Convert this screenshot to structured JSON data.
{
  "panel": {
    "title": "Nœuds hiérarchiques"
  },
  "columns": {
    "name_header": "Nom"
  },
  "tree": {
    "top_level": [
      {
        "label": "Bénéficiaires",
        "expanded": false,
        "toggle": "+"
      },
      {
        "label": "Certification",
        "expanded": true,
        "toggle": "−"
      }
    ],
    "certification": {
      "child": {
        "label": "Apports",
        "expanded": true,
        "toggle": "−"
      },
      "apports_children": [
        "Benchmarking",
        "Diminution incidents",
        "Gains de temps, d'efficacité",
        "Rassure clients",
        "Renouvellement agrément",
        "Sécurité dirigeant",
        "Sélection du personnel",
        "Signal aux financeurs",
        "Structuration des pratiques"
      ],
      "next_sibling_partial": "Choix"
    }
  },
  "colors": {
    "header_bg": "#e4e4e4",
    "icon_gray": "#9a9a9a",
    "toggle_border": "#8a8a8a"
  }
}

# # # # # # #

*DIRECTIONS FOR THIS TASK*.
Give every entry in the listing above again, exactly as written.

*SOLUTION FOR THIS TASK*.
Convert this screenshot to structured JSON data.
{
  "panel": {
    "title": "Nœuds hiérarchiques"
  },
  "columns": {
    "name_header": "Nom"
  },
  "tree": {
    "top_level": [
      {
        "label": "Bénéficiaires",
        "expanded": false,
        "toggle": "+"
      },
      {
        "label": "Certification",
        "expanded": true,
        "toggle": "−"
      }
    ],
    "certification": {
      "child": {
        "label": "Apports",
        "expanded": true,
        "toggle": "−"
      },
      "apports_children": [
        "Benchmarking",
        "Diminution incidents",
        "Gains de temps, d'efficacité",
        "Rassure clients",
        "Renouvellement agrément",
        "Sécurité dirigeant",
        "Sélection du personnel",
        "Signal aux financeurs",
        "Structuration des pratiques"
      ],
      "next_sibling_partial": "Choix"
    }
  },
  "colors": {
    "header_bg": "#e4e4e4",
    "icon_gray": "#9a9a9a",
    "toggle_border": "#8a8a8a"
  }
}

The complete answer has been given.